Today's blog came about as a result of my niece's cell phone suddenly having problems sending text messages to me. (It's still happening, each carrier pointing fingers at the other.....grrrr!) I visited my carrier's local office in an attempt to resolve the problem and while there a technician demonstrated how to get the pictures from my phone to my computer. The solution required I enroll in a data plan (something I never thought I would need.) Today you get to see one of the projects whose photos were on my phone.

My sister has inspired me to do this particular project. She is a flight attendant and has always carried some sort of needlework to fill hotel and airport moments on her trips. On a recent trip, I saw her carrying this cross stitch project and I decided it was a perfect gift for a very good friend of mine who was expecting her first grandchild very soon. Well, I promptly sought a copy of the chart and ordered it from a vendor on Ebay. I used the 18 count Aida because the size of the completed project would be 6 1/2" x 7" prior to framing. Without saying a word to my sister, I began the project. The baby was not yet born, and I was determined to deliver it prior to the baby's first birthday! I finished the work before my sister finished hers, and the closer I got to the final backstitching and lettering, I showed it to her so we could discuss our projects.

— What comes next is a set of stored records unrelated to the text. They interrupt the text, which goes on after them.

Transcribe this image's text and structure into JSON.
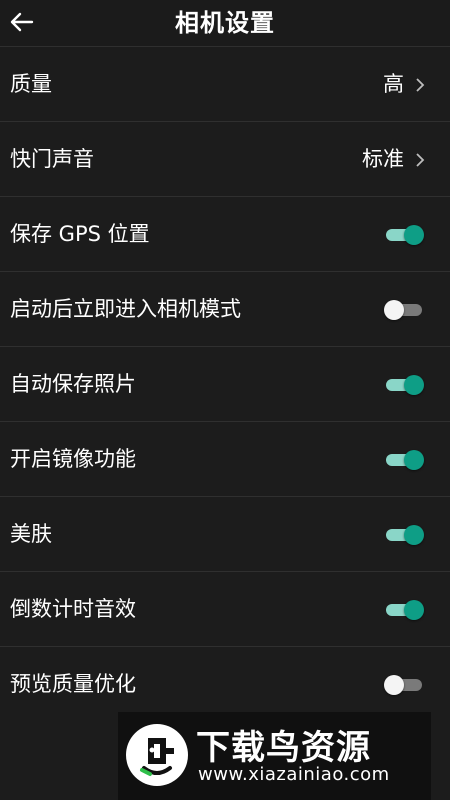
{
  "header": {
    "title": "相机设置",
    "back_icon": "arrow-left-icon"
  },
  "settings": [
    {
      "label": "质量",
      "type": "value",
      "value": "高"
    },
    {
      "label": "快门声音",
      "type": "value",
      "value": "标准"
    },
    {
      "label": "保存 GPS 位置",
      "type": "toggle",
      "on": true
    },
    {
      "label": "启动后立即进入相机模式",
      "type": "toggle",
      "on": false
    },
    {
      "label": "自动保存照片",
      "type": "toggle",
      "on": true
    },
    {
      "label": "开启镜像功能",
      "type": "toggle",
      "on": true
    },
    {
      "label": "美肤",
      "type": "toggle",
      "on": true
    },
    {
      "label": "倒数计时音效",
      "type": "toggle",
      "on": true
    },
    {
      "label": "预览质量优化",
      "type": "toggle",
      "on": false
    }
  ],
  "colors": {
    "background": "#1c1c1c",
    "toggle_on": "#0e9e86",
    "toggle_on_track": "#8ad6c8",
    "toggle_off_track": "#7a7a7a"
  },
  "watermark": {
    "title": "下载鸟资源",
    "url": "www.xiazainiao.com",
    "logo_icon": "bird-logo-icon"
  }
}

It was then that I discovered the area in the middle of my cross stitch left very little room for the simple name and details I needed to squeeze in. I tried hard to chart the baby's name (first, middle and last), the date, weight and length. I wasn't willing to eliminate one of those details, but each were considered. You will see how I worked it out in the next picture. How did my sister avoid this problem? She cross stitched the baby's name and details prior to beginning the floral work! Because she cross stitched the lettering in all caps, her finished product was huge when compared to mine. She ended up having to expand and stretch out the flowers, and took my idea of adding the butterflies to hers to fill space. Because I hadn't spoken to her about how to she started, I walked right into creating my problem. You'll see how I worked it out by looking at the next picture.

As you will self-inflicted drama did not end there. I had decided I wanted to change the flowers on my project. My sister had told me there was a "girl" chart (it has the girl's name in the chart photo) and a boy's chart (with a boy's name) on the chart cover photo. She told me the boy's chart has little boys, and the girl's chart babies were little girls (the girls have pigtails). That information is not true.

I started work using the chart with the pink border, but I didn't like the yellow flower, so I changed it to the little baby bent over looking at the worm and backed her with the irises. I think I switched a couple of the babies around. I also changed the coloring of three babies using different shades of brown. This gift was for the child of an interracial couple who I knew would be a child whose coloring would be a blend of her parents. Making these changes revealed the subtle shading on their features and bodies that was not noticable in the darker shades. I used gold metallic thread for the babies wings, so there is a gossamer-like twinkle every once in a while when you look at the picture. I also added the little blue butterfly to fill in what appeared as open space when I had to drop the lettering a few rows to balance filling in the space. It was a great project, and the baby was 3 months old when I finished it and mailed it off!

My friend loved it so much she didn't pass it along to her son. She museum framed it and hung it on the wall of her spare bedroom. Should I have been surprised? Would you pass it along if it were a gift to you? I didn't make any stipulation, but feel I caused a problem by not doing so. Should I have sent her a picture and mailed it directly to the parents? And, please share what do you do when you're not sewing!

Thanks to you and everyone for taking a moment to read my blog!
I promise to come back soon if you will. too...!

The Birth Announcement?....My son is having his second child early next year! I'm sooo excited.... Being a grandmother is WONDERFUL!